= Beginning of Section =
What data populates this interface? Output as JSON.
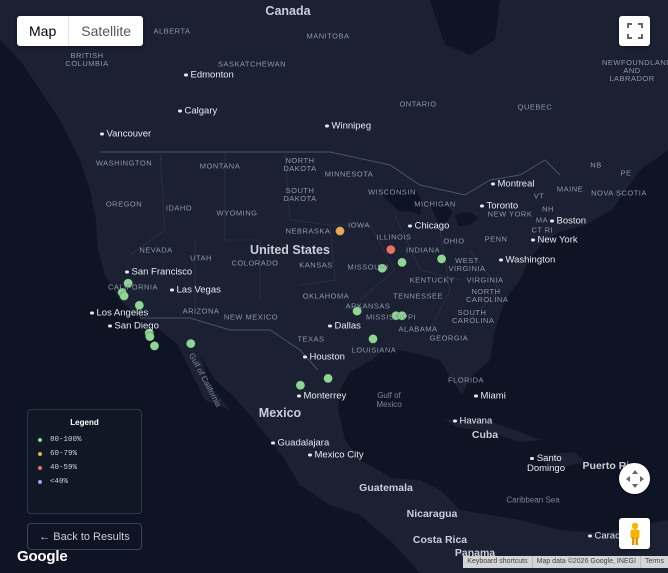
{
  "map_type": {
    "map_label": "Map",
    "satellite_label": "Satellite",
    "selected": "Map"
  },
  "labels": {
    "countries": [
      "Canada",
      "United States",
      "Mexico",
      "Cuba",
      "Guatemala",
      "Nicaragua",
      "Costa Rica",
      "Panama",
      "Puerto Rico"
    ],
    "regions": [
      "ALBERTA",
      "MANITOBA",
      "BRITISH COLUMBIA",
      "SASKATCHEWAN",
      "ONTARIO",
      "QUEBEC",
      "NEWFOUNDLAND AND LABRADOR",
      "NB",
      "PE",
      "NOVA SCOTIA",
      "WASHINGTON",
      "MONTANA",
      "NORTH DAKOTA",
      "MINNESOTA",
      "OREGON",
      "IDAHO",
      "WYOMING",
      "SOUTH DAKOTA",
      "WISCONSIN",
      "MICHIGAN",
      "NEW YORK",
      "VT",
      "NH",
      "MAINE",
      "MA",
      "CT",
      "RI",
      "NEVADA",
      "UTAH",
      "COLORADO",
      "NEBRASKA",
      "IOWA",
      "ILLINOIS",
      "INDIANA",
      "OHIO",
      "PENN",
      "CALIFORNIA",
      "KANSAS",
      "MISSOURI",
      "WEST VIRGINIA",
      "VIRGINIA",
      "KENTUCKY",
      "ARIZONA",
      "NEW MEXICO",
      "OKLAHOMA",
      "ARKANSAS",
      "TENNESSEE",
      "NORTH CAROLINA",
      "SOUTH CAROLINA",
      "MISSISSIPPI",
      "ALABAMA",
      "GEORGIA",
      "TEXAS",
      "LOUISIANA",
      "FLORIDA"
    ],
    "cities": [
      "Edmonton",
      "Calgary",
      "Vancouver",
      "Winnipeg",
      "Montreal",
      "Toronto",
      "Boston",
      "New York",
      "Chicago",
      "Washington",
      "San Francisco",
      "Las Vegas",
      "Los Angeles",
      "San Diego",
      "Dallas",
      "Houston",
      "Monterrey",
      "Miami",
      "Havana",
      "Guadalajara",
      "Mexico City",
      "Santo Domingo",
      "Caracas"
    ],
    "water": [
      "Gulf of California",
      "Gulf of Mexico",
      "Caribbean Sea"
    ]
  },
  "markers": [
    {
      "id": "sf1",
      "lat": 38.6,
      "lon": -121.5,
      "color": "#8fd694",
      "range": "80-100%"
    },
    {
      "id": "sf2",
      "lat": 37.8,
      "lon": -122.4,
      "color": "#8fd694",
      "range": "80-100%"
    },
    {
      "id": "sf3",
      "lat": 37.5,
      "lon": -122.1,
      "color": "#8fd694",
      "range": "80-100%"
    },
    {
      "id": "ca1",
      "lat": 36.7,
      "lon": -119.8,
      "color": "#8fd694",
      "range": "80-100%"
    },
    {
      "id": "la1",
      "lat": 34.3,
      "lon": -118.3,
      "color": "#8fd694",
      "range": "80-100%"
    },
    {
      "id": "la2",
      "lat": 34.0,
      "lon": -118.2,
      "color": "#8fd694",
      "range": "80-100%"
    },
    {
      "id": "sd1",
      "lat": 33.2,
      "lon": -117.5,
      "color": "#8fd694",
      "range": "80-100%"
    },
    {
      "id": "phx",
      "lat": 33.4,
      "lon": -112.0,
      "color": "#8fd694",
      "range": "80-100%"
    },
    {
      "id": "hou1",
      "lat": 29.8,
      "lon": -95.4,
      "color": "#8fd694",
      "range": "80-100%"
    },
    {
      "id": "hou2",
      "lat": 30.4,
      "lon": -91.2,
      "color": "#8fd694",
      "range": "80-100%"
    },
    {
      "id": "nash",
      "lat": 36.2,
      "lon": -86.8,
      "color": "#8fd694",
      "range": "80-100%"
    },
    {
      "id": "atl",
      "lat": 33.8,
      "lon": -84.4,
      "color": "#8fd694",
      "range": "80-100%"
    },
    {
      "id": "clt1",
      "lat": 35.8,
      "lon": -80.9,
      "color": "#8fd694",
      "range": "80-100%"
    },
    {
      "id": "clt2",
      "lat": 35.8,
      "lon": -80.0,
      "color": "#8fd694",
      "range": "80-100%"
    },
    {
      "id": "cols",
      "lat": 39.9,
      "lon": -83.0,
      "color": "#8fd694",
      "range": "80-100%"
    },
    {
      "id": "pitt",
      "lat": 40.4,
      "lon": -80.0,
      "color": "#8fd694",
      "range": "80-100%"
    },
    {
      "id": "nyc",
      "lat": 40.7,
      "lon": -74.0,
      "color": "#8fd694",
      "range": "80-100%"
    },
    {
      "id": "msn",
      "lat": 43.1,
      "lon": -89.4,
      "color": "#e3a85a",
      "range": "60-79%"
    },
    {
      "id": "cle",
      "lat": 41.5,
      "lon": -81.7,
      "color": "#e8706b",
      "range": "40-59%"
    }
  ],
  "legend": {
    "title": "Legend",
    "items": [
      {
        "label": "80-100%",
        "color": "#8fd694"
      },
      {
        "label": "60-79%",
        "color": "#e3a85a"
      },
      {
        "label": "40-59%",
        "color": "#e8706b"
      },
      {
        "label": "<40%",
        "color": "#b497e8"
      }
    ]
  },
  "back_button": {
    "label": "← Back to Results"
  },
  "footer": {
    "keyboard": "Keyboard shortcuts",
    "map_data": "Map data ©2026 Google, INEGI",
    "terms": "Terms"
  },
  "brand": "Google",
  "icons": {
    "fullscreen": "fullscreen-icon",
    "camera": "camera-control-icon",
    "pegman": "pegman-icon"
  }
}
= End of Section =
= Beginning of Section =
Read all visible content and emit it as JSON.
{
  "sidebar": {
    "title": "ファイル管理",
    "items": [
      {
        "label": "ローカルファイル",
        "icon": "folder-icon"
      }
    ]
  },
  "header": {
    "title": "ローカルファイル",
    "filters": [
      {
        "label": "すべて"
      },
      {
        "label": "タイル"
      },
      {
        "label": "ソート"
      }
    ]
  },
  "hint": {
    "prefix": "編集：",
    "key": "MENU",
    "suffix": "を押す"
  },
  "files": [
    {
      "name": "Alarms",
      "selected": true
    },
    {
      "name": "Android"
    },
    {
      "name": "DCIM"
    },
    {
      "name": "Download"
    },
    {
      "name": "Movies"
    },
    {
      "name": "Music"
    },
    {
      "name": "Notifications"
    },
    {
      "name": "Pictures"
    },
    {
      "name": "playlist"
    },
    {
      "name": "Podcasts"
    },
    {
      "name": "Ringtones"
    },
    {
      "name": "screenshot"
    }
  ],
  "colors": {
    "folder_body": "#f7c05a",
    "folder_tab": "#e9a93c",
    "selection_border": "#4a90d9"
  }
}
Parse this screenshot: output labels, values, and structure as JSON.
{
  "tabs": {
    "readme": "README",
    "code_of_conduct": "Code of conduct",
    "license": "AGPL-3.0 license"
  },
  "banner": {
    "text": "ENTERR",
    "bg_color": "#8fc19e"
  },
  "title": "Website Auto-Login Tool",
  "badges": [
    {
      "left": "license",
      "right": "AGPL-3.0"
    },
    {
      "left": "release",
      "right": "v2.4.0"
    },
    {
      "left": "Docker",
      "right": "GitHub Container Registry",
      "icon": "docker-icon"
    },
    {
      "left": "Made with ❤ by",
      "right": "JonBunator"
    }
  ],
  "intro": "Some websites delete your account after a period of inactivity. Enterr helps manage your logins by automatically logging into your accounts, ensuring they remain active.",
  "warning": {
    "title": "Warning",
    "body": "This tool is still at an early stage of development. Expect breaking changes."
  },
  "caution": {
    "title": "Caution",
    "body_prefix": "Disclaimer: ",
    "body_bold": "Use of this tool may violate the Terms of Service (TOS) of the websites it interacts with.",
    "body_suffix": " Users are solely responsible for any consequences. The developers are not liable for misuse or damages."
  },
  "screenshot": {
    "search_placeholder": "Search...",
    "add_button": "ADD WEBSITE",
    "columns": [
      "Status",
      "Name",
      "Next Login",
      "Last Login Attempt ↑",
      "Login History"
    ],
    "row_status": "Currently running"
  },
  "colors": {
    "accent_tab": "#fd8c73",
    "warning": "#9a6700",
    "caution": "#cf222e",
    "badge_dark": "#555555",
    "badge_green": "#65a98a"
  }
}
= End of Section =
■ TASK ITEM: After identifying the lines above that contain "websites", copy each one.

■ RESULT:
  "intro": "Some websites delete your account after a period of inactivity. Enterr helps manage your logins by automatically logging into your accounts, ensuring they remain active.",
    "body_bold": "Use of this tool may violate the Terms of Service (TOS) of the websites it interacts with.",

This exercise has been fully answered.